It's 2083 and the mean streets of New York City haven't gotten any kinder. Gangs rule the buroughs, making violent crime a daily battle. With water rationing, food shortages, constant changes in the law, and few police officers left to enforce them, the bankrupt city's become a bleak, dangerous place to live. Residents can't even turn to chocolate for consolation, since that's been outlawed along with caffeine, cell phones with cameras and a million other things. Still, it's not like 16-year-old Anya Balanchine's being forced to hunt other teens in a treacherous arena or marry a stranger against her will - her life really is fairly routine.
As routine as life gets for the teenage daughter of New York City's most notorious crime boss, anyway.
Anya's life has already been ripped apart by her association (however innocent) with "the family." Her parents are dead - both murdered by hitmen - leaving Anya to deal with her ailing grandmother, her brain-injured older brother, and her vulnerable younger sister pretty much on her own. Her mafiya relations have done quite enough damage; she wants nothing more to do with them. Ever. She'd like to shuck the whole Balanchine legacy, go to college in some faraway city, and live happily ever after in some anonymous place where no one knows her. If only her siblings didn't need her so much. If only she wasn't next in line to inherit her family's chocolate-manufacturing business. If only she wasn't Anya Balanchine.
But she is.
So, she'll deal with her siblings, her lowlife mafiya relatives, and the fallout from being a mobster's daughter. Which means that when her jerky ex-boyfriend lands in the hospital after illegally consuming Balanchine chocolate, Anya takes the blame. But she's not as guilty as her surname would suggest. In fact, she's perfectly innocent, she just has to prove it. To clear her name, she'll have to take on the most feared family in New York City - her own.
All These Things I've Done (available September 6), the first book in a new YA trilogy by Gabrielle Zevin, introduces a gutsy heroine with an irresistible voice. It's impossible not to root for Anya as she takes on the tough-as-nails world of organized crime in an effort to save herself and what's left of her family. I had a few issues with the book (Don't I always?), but mostly I just enjoyed this romp through one of the scariest dystopian societies I've ever enountered (No chocolate? Terrifying.). Seriously, though, I loved the originality of the novel's premise, most of the characters, and even the forbidden romance between Anya and the assistant DA's son (although Win could use some roughing up - he's a little too perfect). All These Things I've Done hasn't even come out yet, but I'm already aching for a sequel. Write like the wind, Gabrielle!

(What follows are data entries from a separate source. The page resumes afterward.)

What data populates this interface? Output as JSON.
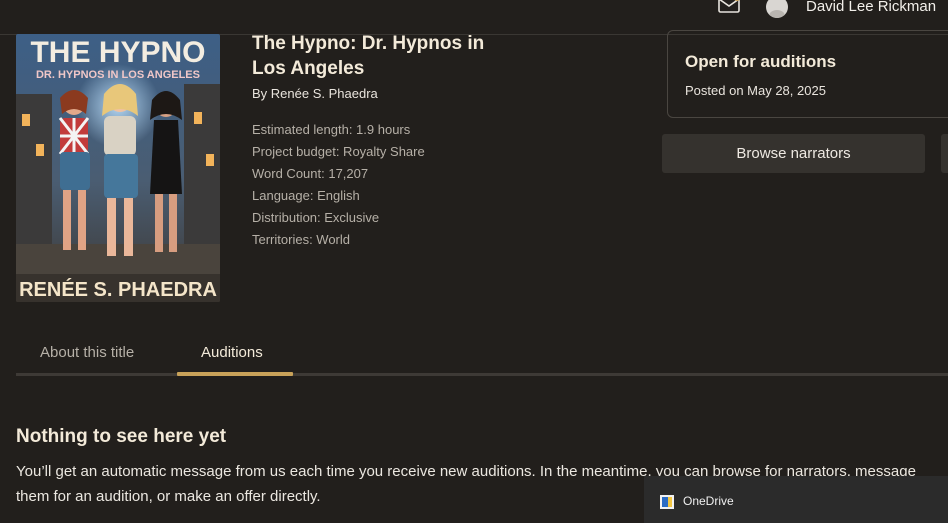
{
  "header": {
    "username": "David Lee Rickman"
  },
  "book": {
    "cover": {
      "title_line": "THE HYPNO",
      "subtitle_line": "DR. HYPNOS IN LOS ANGELES",
      "author_line": "RENÉE S. PHAEDRA"
    },
    "title": "The Hypno: Dr. Hypnos in Los Angeles",
    "author": "By Renée S. Phaedra",
    "facts": {
      "length": "Estimated length: 1.9 hours",
      "budget": "Project budget: Royalty Share",
      "word_count": "Word Count: 17,207",
      "language": "Language: English",
      "distribution": "Distribution: Exclusive",
      "territories": "Territories: World"
    }
  },
  "status": {
    "title": "Open for auditions",
    "posted": "Posted on May 28, 2025"
  },
  "actions": {
    "browse_label": "Browse narrators"
  },
  "tabs": {
    "about": "About this title",
    "auditions": "Auditions",
    "active": "Auditions"
  },
  "empty_state": {
    "title": "Nothing to see here yet",
    "text": "You’ll get an automatic message from us each time you receive new auditions. In the meantime, you can browse for narrators, message them for an audition, or make an offer directly."
  },
  "notification": {
    "label": "OneDrive"
  },
  "colors": {
    "background": "#221f1c",
    "accent": "#c9a259",
    "button": "#35322e"
  },
  "icons": [
    "mail-icon",
    "user-avatar-icon",
    "onedrive-icon"
  ]
}
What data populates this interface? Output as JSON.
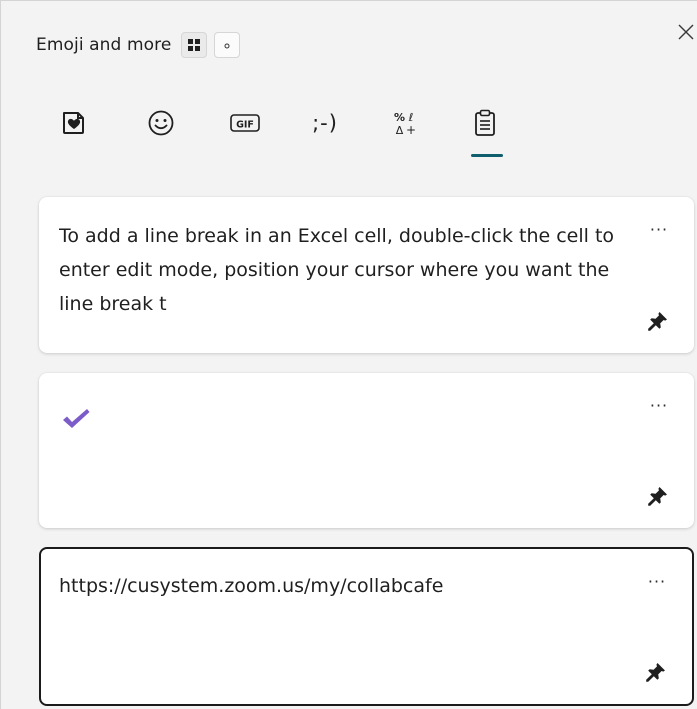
{
  "header": {
    "title": "Emoji and more",
    "mode_buttons": [
      {
        "icon": "grid-icon",
        "pressed": true
      },
      {
        "icon": "compact-dot-icon",
        "pressed": false
      }
    ],
    "close_icon": "close-icon"
  },
  "tabs": [
    {
      "name": "most-used",
      "icon": "heart-sticker-icon"
    },
    {
      "name": "emoji",
      "icon": "smiley-icon"
    },
    {
      "name": "gif",
      "icon": "gif-icon"
    },
    {
      "name": "kaomoji",
      "label": ";-)"
    },
    {
      "name": "symbols",
      "icon": "symbols-icon"
    },
    {
      "name": "clipboard",
      "icon": "clipboard-icon",
      "active": true
    }
  ],
  "accent_color": "#0f5e6e",
  "clipboard": {
    "items": [
      {
        "text": "To add a line break in an Excel cell, double-click the cell to enter edit mode, position your cursor where you want the line break t",
        "more_label": "···"
      },
      {
        "text": "",
        "icon": "checkmark-icon",
        "icon_color": "#7b5cc8",
        "more_label": "···"
      },
      {
        "text": "https://cusystem.zoom.us/my/collabcafe",
        "more_label": "···",
        "selected": true
      }
    ]
  }
}
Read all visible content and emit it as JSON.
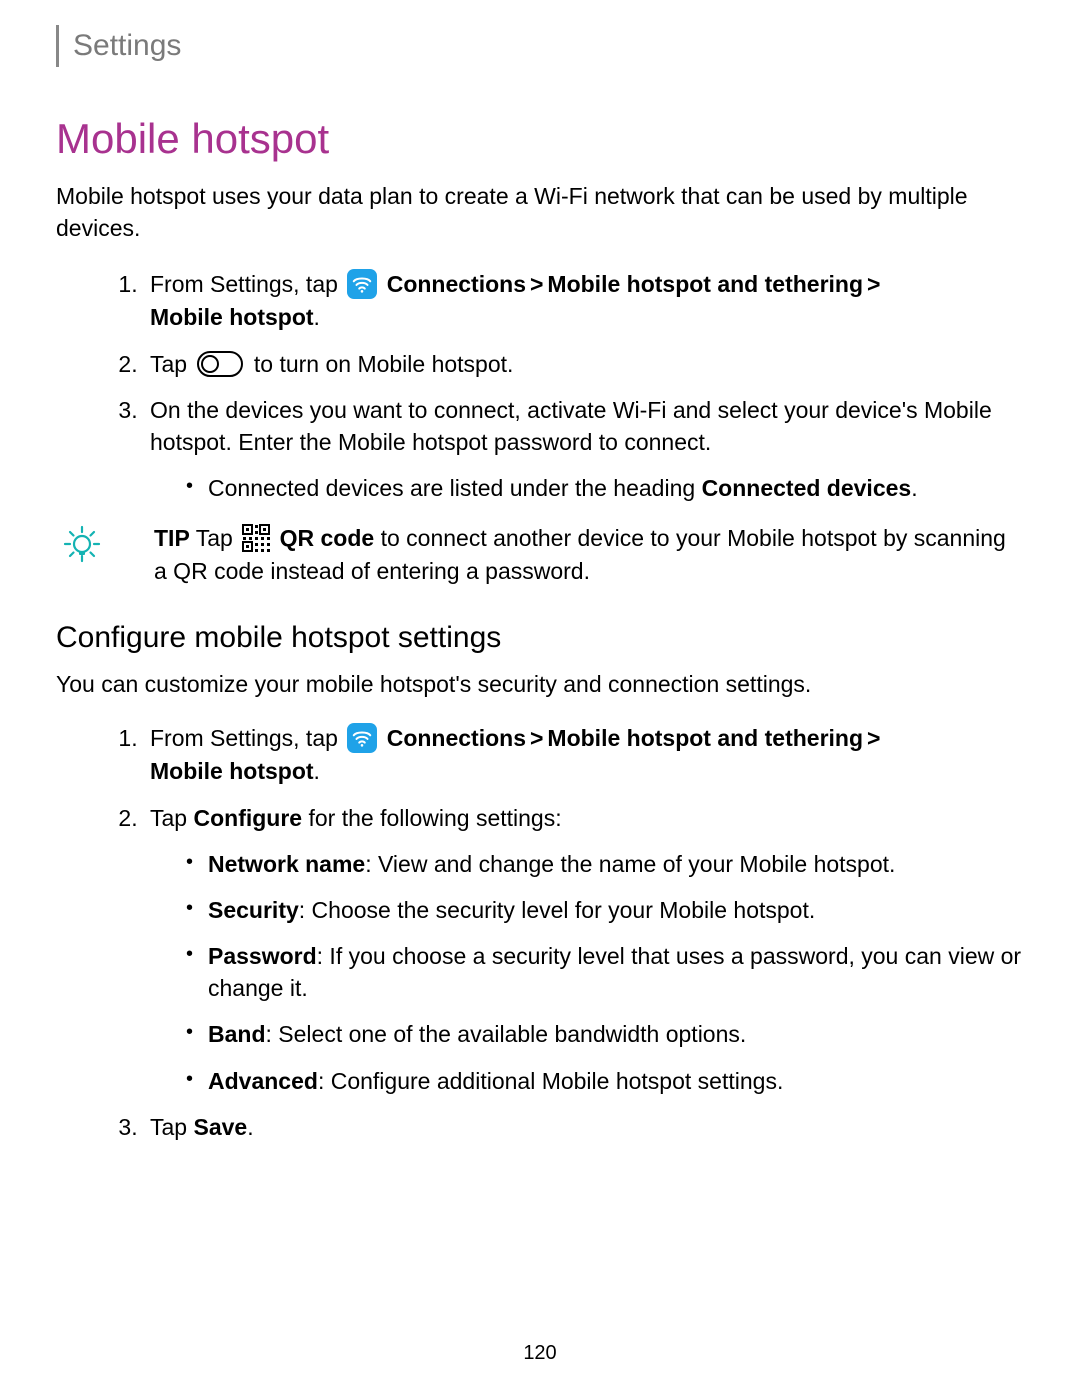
{
  "breadcrumb": "Settings",
  "h1": "Mobile hotspot",
  "intro": "Mobile hotspot uses your data plan to create a Wi-Fi network that can be used by multiple devices.",
  "sec1": {
    "step1_pre": "From Settings, tap ",
    "step1_connections": "Connections",
    "step1_mhtether": "Mobile hotspot and tethering",
    "step1_mh": "Mobile hotspot",
    "step2_pre": "Tap ",
    "step2_post": " to turn on Mobile hotspot.",
    "step3": "On the devices you want to connect, activate Wi-Fi and select your device's Mobile hotspot. Enter the Mobile hotspot password to connect.",
    "step3_bullet_pre": "Connected devices are listed under the heading ",
    "step3_bullet_bold": "Connected devices",
    "step3_bullet_post": "."
  },
  "tip": {
    "label": "TIP",
    "pre": " Tap ",
    "qr_bold": "QR code",
    "post": " to connect another device to your Mobile hotspot by scanning a QR code instead of entering a password."
  },
  "h2": "Configure mobile hotspot settings",
  "sec2_intro": "You can customize your mobile hotspot's security and connection settings.",
  "sec2": {
    "step1_pre": "From Settings, tap ",
    "step1_connections": "Connections",
    "step1_mhtether": "Mobile hotspot and tethering",
    "step1_mh": "Mobile hotspot",
    "step2_pre": "Tap ",
    "step2_configure": "Configure",
    "step2_post": " for the following settings:",
    "bullet1_bold": "Network name",
    "bullet1_rest": ": View and change the name of your Mobile hotspot.",
    "bullet2_bold": "Security",
    "bullet2_rest": ": Choose the security level for your Mobile hotspot.",
    "bullet3_bold": "Password",
    "bullet3_rest": ": If you choose a security level that uses a password, you can view or change it.",
    "bullet4_bold": "Band",
    "bullet4_rest": ": Select one of the available bandwidth options.",
    "bullet5_bold": "Advanced",
    "bullet5_rest": ": Configure additional Mobile hotspot settings.",
    "step3_pre": "Tap ",
    "step3_bold": "Save",
    "step3_post": "."
  },
  "gt": ">",
  "page_number": "120"
}
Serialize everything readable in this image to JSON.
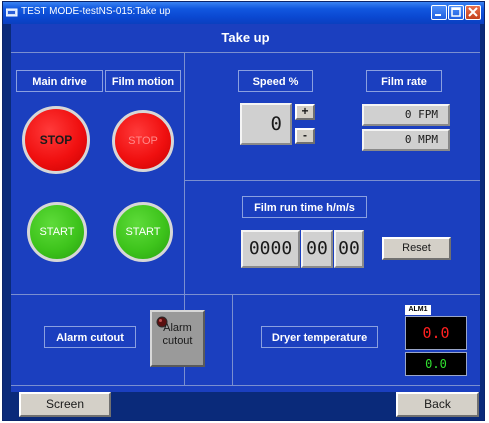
{
  "window": {
    "title": "TEST MODE-testNS-015:Take up"
  },
  "panel": {
    "title": "Take up"
  },
  "main_drive": {
    "label": "Main drive",
    "stop": "STOP",
    "start": "START"
  },
  "film_motion": {
    "label": "Film motion",
    "stop": "STOP",
    "start": "START"
  },
  "speed": {
    "label": "Speed %",
    "value": "0",
    "plus": "+",
    "minus": "-"
  },
  "film_rate": {
    "label": "Film rate",
    "fpm": "0 FPM",
    "mpm": "0 MPM"
  },
  "film_run_time": {
    "label": "Film run time h/m/s",
    "hours": "0000",
    "minutes": "00",
    "seconds": "00",
    "reset": "Reset"
  },
  "alarm_cutout": {
    "label": "Alarm cutout",
    "button": "Alarm cutout"
  },
  "dryer": {
    "label": "Dryer temperature",
    "alarm_tag": "ALM1",
    "setpoint": "0.0",
    "actual": "0.0"
  },
  "footer": {
    "screen": "Screen",
    "back": "Back"
  },
  "colors": {
    "background": "#1b3fbf",
    "stop": "#f01010",
    "start": "#3ec41c",
    "alarm_red": "#ff2020",
    "alarm_green": "#30e030"
  }
}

If this were a movie, it would be rated: PG-13 for language (no F-bombs), violence, and a little bit of sexual content/innuendo
To the FTC, with love: I received an ARC of All These Things I've Done from the generous folks at Macmillan/Farrar, Straus and Giroux. Thank you!